You are welcome to contact me to create a programme for storytelling for any age and for any occasion, both for people who travel to the Norwegian fjords and for local people. I like to tell stories which connect people with the place and to show them their connection with the world, like the story of St Sunniver of Selja, or the ‘The Seven Foals’ connected to Urnes Stavechurch (Asbjørnsen og Moe).
I attended the International School of Storytelling www.schoolofstorytelling.com in England where I learned to use my voice and to find my own expression, to craft stories and facilitate performance. It was in at Emerson College, England, that we worked with creation stories from the whole world, animal stories, wondertales and our own biographic story.

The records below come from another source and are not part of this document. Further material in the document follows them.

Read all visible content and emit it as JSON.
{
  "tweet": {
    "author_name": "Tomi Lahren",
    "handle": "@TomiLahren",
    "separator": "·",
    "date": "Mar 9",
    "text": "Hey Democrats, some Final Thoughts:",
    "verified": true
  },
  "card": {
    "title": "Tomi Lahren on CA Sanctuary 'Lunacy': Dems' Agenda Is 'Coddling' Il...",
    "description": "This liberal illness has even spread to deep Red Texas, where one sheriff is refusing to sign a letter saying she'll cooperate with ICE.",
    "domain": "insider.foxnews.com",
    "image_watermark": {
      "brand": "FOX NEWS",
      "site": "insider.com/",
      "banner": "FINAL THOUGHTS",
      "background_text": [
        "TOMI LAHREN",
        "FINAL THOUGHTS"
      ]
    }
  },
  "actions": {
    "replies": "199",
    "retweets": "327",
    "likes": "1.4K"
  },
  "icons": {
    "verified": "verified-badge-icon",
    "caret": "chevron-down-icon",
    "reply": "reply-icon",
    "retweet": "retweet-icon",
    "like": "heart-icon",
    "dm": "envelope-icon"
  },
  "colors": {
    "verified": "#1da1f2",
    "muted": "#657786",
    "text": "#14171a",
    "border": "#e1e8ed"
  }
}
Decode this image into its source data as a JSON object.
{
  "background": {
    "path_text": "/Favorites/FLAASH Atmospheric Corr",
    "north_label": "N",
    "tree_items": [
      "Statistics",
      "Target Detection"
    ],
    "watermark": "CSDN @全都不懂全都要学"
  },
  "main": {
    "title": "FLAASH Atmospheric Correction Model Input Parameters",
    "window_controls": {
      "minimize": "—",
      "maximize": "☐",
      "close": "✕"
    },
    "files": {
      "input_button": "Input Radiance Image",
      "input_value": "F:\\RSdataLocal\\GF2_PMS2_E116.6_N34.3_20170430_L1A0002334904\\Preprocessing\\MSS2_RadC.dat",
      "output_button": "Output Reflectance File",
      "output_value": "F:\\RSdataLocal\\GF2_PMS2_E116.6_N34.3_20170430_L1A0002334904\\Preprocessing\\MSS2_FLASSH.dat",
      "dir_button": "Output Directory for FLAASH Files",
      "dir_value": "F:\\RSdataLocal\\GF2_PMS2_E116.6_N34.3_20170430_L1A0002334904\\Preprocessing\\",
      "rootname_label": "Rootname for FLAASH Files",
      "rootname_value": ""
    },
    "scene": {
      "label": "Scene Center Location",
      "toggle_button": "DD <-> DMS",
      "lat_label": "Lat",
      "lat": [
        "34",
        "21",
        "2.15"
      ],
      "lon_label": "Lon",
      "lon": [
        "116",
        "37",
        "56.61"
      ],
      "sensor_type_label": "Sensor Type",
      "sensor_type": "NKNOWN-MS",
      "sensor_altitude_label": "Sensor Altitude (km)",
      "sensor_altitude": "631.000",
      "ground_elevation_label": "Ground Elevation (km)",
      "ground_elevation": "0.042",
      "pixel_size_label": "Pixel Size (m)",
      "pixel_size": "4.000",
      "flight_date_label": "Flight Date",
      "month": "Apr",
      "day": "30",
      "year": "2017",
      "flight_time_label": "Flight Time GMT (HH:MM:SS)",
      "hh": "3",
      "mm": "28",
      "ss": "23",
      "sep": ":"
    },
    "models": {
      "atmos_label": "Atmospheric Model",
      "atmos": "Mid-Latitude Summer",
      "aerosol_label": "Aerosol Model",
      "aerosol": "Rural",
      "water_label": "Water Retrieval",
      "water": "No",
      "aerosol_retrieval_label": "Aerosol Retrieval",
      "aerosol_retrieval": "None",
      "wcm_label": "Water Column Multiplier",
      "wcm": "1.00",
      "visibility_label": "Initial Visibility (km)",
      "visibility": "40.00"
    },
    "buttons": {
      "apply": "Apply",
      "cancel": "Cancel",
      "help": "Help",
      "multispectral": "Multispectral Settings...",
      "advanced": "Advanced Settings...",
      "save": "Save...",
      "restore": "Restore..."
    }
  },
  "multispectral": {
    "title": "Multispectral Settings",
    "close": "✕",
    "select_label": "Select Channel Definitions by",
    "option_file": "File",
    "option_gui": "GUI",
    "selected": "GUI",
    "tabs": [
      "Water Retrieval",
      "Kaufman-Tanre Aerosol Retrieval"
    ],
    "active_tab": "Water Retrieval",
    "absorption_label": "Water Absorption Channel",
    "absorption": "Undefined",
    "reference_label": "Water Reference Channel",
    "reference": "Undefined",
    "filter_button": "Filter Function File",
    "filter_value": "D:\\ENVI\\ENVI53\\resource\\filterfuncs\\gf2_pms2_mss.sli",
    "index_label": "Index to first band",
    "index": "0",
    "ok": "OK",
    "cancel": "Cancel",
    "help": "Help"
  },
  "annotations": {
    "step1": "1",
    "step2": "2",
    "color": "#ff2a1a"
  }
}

Egil Sundland says ‘the wondertales tell us something of our existential situation, our deepest soul roots, our highest dreams and goals’ (Cappelen Akademiske Forlag 1998).

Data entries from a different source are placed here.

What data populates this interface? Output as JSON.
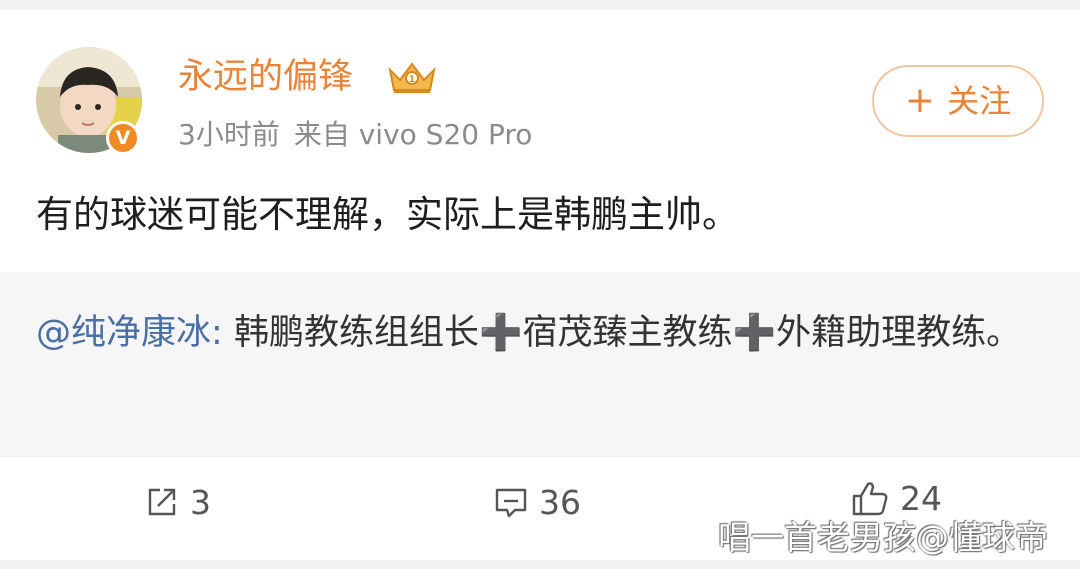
{
  "author": {
    "name": "永远的偏锋",
    "verified_badge": "V",
    "time": "3小时前",
    "source": "来自 vivo S20 Pro",
    "badge_icon": "crown-icon"
  },
  "follow": {
    "plus": "+",
    "label": "关注"
  },
  "post": {
    "text": "有的球迷可能不理解，实际上是韩鹏主帅。"
  },
  "repost": {
    "mention": "@纯净康冰",
    "separator": ": ",
    "part1": "韩鹏教练组组长",
    "plus1": "➕",
    "part2": "宿茂臻主教练",
    "plus2": "➕",
    "part3": "外籍助理教练。"
  },
  "actions": {
    "repost_count": "3",
    "comment_count": "36",
    "like_count": "24"
  },
  "watermark": "唱一首老男孩@懂球帝",
  "colors": {
    "accent": "#e8843a",
    "mention": "#4a6fa5",
    "repost_bg": "#f6f6f6"
  }
}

The wondertales help us to explain what it is that is important in life, and what is not. They are about the outer world and the inner soul landscape, held together by hidden threads of connection which often disappear, and reappear at different moments in time. The way you travel through wonder tales is often long and dangerous and it is not obvious how to reach your goal. It is hard work, patience is needed and the courage not to give up even though everything may be against you. It is about the inner will, life is hard work.

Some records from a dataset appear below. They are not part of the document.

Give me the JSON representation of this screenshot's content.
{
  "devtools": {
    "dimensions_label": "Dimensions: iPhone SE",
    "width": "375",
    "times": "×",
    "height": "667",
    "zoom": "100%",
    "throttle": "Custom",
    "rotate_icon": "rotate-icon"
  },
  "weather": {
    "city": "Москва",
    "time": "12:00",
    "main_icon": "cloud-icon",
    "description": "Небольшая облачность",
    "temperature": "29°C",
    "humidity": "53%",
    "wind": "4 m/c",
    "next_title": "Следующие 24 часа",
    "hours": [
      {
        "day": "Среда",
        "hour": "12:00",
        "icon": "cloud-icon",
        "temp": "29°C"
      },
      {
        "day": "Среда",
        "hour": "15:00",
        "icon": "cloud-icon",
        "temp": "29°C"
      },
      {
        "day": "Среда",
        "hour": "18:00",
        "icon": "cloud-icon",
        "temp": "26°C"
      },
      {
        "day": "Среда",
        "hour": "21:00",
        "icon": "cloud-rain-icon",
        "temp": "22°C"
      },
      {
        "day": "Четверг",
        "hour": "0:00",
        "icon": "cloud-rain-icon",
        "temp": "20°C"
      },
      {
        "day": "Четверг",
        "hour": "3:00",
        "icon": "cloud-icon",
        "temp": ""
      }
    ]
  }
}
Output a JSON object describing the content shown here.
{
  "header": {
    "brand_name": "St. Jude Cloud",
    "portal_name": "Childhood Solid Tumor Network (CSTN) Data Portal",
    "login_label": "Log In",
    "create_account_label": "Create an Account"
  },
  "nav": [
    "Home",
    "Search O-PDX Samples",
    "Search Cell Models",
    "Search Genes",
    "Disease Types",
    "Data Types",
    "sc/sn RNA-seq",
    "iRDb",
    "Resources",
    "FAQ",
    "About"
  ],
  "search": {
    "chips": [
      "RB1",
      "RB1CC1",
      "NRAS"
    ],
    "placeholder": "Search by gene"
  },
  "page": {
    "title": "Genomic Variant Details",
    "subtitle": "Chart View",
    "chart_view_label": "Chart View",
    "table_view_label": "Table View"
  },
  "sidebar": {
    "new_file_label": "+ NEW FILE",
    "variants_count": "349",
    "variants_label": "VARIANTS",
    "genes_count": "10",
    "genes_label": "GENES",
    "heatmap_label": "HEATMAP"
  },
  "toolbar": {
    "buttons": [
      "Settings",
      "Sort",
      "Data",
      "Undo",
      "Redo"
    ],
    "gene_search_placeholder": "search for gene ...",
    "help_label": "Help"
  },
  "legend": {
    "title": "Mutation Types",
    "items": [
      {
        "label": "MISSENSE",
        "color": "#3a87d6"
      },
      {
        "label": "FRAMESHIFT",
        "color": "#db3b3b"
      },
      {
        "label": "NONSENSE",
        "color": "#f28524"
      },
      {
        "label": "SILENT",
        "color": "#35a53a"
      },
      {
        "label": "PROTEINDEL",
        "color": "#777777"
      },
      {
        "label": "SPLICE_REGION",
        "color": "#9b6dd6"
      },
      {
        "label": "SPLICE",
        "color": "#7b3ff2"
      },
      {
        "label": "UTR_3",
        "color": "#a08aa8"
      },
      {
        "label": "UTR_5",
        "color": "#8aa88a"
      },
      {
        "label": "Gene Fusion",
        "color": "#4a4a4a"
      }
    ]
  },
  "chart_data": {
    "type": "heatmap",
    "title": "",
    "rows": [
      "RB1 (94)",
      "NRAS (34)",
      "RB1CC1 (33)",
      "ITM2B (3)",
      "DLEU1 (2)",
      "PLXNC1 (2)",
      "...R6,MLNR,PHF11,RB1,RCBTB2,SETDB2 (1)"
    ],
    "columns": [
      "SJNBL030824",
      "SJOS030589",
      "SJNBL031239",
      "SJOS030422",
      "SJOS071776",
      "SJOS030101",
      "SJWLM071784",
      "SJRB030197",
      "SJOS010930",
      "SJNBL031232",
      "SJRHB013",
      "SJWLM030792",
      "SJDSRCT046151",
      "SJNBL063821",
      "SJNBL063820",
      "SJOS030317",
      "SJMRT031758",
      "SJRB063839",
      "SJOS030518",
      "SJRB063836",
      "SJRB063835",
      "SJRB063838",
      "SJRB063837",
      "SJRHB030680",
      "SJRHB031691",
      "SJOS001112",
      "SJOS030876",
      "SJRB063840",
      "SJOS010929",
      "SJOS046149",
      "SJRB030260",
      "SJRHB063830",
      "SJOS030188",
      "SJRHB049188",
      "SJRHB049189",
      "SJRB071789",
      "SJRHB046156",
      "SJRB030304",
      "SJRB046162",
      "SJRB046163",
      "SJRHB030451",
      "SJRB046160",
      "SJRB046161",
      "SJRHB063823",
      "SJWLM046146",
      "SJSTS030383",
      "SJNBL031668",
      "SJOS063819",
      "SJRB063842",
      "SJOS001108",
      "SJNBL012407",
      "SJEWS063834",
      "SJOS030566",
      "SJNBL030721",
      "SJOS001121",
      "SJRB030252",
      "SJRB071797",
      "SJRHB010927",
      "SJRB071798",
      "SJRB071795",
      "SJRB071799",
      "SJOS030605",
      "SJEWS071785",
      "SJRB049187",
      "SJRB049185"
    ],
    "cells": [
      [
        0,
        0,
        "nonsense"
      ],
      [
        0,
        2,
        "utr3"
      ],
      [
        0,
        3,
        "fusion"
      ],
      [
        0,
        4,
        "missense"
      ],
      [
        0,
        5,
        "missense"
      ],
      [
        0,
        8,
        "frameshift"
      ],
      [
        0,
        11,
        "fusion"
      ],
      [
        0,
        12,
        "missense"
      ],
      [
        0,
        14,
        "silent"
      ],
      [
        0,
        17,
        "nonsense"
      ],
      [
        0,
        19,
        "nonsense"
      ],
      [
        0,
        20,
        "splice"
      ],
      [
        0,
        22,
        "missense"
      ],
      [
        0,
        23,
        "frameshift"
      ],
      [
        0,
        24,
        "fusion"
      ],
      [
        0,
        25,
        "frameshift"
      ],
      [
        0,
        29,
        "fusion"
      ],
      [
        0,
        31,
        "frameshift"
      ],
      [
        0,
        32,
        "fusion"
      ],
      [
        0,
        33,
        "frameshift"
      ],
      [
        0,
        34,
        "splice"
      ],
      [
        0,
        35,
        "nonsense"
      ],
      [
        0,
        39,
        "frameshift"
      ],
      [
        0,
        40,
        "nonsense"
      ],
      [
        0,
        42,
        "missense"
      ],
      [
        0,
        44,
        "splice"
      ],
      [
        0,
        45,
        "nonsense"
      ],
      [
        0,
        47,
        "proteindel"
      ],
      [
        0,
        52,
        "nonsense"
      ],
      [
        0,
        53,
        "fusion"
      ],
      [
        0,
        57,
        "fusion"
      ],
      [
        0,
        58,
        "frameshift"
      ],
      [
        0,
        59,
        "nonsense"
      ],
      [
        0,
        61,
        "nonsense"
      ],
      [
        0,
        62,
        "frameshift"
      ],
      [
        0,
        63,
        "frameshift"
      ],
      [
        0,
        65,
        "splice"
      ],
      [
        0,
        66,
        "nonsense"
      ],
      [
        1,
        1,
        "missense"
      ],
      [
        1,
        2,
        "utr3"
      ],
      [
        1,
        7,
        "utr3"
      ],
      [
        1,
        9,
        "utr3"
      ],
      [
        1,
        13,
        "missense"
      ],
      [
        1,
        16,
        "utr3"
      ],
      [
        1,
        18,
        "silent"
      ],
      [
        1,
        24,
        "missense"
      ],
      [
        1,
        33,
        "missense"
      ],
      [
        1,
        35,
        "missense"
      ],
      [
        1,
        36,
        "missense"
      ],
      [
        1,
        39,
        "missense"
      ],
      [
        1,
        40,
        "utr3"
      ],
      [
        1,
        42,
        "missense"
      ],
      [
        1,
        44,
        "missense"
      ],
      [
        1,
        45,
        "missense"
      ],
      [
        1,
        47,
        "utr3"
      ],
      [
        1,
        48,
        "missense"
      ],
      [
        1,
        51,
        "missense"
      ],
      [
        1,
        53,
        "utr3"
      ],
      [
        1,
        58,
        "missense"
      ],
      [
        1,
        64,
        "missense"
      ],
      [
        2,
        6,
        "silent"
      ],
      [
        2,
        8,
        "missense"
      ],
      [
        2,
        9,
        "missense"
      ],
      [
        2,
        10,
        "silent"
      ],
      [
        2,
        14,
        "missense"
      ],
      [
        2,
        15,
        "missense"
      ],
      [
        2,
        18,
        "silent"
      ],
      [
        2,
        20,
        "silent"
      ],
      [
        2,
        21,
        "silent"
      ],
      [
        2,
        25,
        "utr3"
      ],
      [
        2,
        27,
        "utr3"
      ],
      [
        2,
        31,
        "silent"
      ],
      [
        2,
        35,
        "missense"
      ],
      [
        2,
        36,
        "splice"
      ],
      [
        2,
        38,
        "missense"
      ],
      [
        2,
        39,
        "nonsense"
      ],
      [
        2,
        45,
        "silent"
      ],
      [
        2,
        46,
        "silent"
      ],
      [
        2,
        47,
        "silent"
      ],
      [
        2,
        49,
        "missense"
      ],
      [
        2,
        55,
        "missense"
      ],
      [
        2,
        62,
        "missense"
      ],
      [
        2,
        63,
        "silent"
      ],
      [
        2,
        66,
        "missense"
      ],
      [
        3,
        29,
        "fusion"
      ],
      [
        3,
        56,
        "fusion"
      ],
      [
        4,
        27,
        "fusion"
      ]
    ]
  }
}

The Norwegian tale has the inner imagination of what we see, the landscape, endless woods, steep mountains, wide fields, rivers, deep fjords and an enormous ocean. Our personal paths through this can only be found by the individual who chooses their route and carves their own path.
In many places wondertales were told at harvest time in the Autumn. The most appropriate way to tell the story was in the evening, when light meets dark with closed doors and windows, and a fire. This created a storytelling atmosphere which kept the magic of meeting the story in the place with the people who heard it.
The Seven Foals
“And when he had got well past the cleft in the rock, the youngest foal said, “Jump up on my back, my lad, for we’ve a long way before us still.”
So the Ashlad jumped up on his back. They went on, and on, a long, long way.
“Do you see anything now?” said the foal.
“No,” said the Ashlad. So they went on a good bit farther.
“Do you see anything now?” asked the foal.
“Should I?” said the boy.
So when they had gone a great, great way farther – I’m sure I can’t tell how far – the foal asked again, “Do you see anything now?”
“Yes,” said the Ashlad; “See something that looks white just like a tall, big birch trunk.”
“Yes,” said the foal; “we’re going into that tree-of-life-trunk.”
When they got to the trunk, the eldest foal took and pushed it on one side, and then they saw a door where it had stood, and inside the door was a little room, and in the room there was barely anything but a little fireplace and one or two benches; but behind the door hung a great rusty sword and a little pitcher.
“Can you brandish the sword?” said the foals; “try.”
This wondertale tells us how we can transform the animal in us, through an inner struggle and overpower false directions, this is self realization. What we can give to the world is within each person, but we have to find it ourselves.
The Ashlad is the one who can go through the challenges because he has a strong soul force which enables him to overcome the most difficult task. He can resist temptation and has a powerful imagination which enables him to see the inner picture, perform and master it. Something new has been seen, and then he can take a step forward.